··· Records shown ···

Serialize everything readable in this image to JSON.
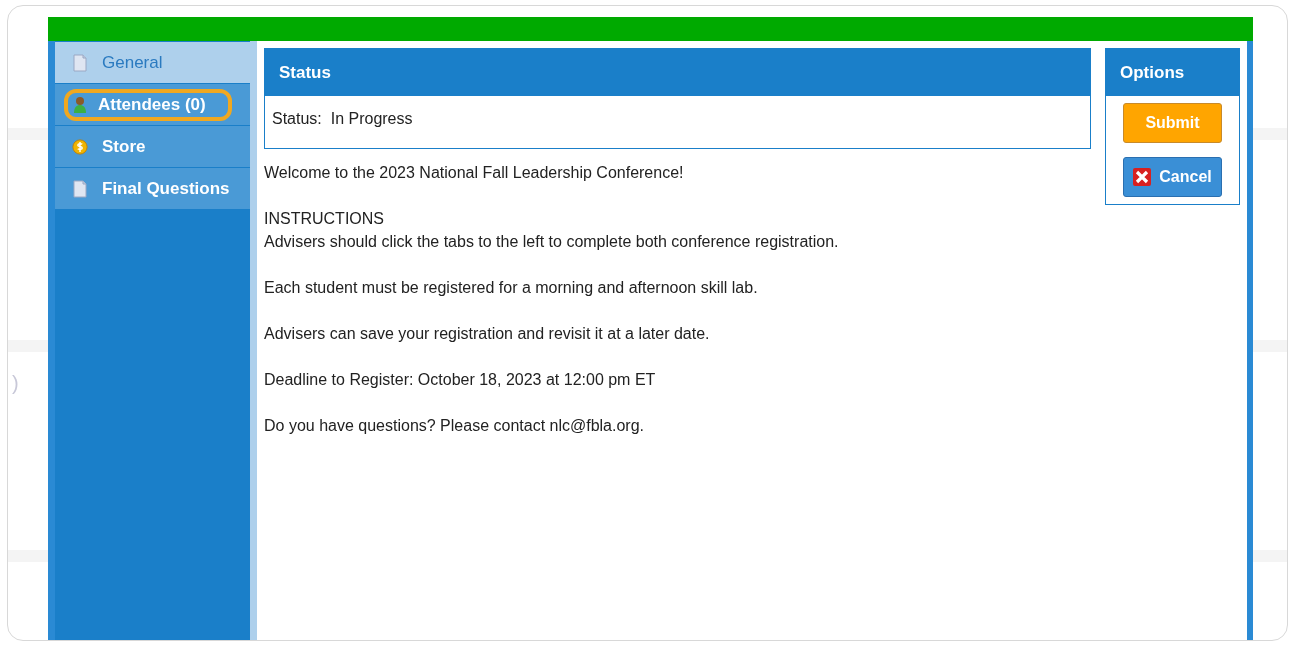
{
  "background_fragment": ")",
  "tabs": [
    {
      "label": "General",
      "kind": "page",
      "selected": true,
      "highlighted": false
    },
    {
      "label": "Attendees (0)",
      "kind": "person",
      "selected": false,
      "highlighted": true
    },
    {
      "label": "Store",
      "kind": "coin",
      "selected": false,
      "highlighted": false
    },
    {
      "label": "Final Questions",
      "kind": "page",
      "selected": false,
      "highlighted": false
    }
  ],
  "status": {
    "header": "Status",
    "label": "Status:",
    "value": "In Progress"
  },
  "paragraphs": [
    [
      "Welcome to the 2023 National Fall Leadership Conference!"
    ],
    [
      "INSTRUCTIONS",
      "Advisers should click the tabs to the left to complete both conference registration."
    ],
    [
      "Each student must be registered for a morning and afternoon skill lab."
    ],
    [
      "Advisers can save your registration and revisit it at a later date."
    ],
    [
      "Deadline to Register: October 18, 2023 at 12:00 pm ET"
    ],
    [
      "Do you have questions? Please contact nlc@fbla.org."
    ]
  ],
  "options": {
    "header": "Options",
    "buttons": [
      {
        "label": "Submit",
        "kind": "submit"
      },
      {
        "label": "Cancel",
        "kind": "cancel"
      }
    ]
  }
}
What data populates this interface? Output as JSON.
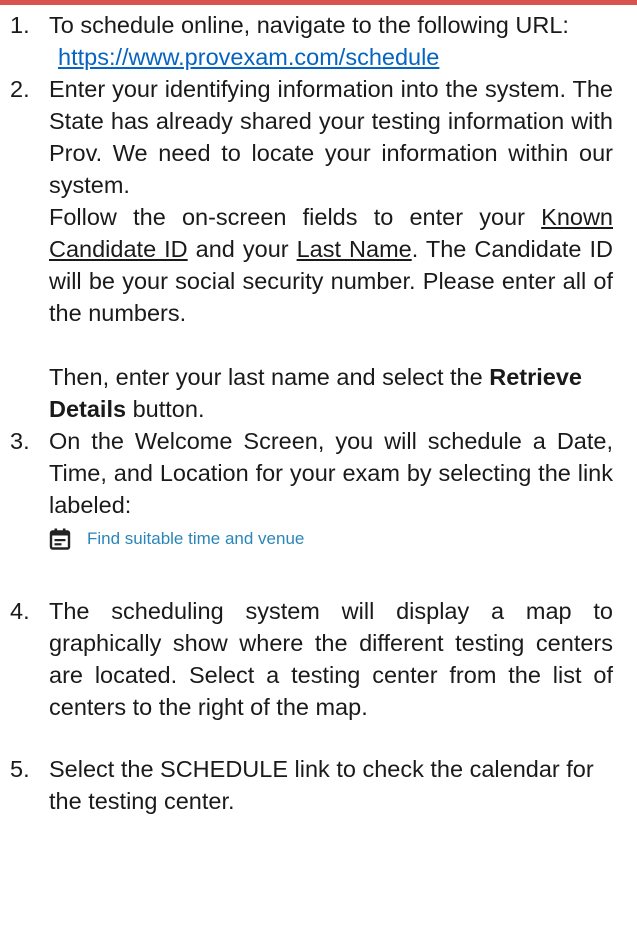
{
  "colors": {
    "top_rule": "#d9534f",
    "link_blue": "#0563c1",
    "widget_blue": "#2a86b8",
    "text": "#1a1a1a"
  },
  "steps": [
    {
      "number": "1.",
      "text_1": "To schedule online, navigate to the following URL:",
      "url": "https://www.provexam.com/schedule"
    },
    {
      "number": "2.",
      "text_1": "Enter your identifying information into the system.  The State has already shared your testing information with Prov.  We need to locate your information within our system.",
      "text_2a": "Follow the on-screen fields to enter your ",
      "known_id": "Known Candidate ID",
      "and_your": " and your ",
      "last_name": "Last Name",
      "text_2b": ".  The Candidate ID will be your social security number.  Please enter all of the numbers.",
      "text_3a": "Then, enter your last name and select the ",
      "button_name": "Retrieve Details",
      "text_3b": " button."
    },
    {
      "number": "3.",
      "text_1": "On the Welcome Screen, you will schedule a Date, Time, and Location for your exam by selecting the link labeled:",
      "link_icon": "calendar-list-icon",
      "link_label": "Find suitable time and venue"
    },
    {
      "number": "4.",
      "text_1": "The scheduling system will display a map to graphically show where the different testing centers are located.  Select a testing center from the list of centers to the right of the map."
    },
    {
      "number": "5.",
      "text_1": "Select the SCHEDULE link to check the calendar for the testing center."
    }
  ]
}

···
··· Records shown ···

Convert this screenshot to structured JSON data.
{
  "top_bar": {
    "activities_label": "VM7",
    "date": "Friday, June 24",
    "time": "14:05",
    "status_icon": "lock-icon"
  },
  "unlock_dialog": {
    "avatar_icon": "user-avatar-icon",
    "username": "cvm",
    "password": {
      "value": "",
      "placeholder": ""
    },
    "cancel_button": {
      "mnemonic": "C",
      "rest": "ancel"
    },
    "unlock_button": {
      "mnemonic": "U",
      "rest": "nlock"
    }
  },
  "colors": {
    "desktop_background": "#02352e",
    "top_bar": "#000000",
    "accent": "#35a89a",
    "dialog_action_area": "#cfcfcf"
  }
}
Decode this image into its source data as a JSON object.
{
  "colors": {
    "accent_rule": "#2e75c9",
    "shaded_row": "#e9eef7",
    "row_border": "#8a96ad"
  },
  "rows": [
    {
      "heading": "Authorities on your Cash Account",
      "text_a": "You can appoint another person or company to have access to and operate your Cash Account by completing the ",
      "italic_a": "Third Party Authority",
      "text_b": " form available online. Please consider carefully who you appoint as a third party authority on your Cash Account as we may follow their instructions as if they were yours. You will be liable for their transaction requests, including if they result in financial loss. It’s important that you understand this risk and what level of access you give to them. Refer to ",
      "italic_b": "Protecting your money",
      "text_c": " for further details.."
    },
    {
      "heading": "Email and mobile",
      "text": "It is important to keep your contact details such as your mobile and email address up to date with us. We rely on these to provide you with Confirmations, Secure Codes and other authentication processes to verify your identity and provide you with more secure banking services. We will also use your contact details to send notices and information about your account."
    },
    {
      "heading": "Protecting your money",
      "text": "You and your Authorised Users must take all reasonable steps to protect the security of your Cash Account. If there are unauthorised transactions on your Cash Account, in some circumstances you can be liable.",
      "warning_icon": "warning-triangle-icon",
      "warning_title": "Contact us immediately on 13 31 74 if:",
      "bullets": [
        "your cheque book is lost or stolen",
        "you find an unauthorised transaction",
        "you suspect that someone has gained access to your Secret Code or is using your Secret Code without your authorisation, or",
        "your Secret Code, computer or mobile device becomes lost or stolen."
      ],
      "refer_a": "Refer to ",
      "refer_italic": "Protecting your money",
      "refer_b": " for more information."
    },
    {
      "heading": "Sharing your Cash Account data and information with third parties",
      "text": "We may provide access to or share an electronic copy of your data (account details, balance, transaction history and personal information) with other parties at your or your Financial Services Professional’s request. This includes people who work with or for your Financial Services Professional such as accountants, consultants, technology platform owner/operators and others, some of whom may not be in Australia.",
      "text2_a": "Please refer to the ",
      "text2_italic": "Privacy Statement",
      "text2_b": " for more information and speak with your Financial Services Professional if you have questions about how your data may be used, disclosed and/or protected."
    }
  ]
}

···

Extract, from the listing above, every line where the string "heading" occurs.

      "heading": "Authorities on your Cash Account",
      "heading": "Email and mobile",
      "heading": "Protecting your money",
      "heading": "Sharing your Cash Account data and information with third parties",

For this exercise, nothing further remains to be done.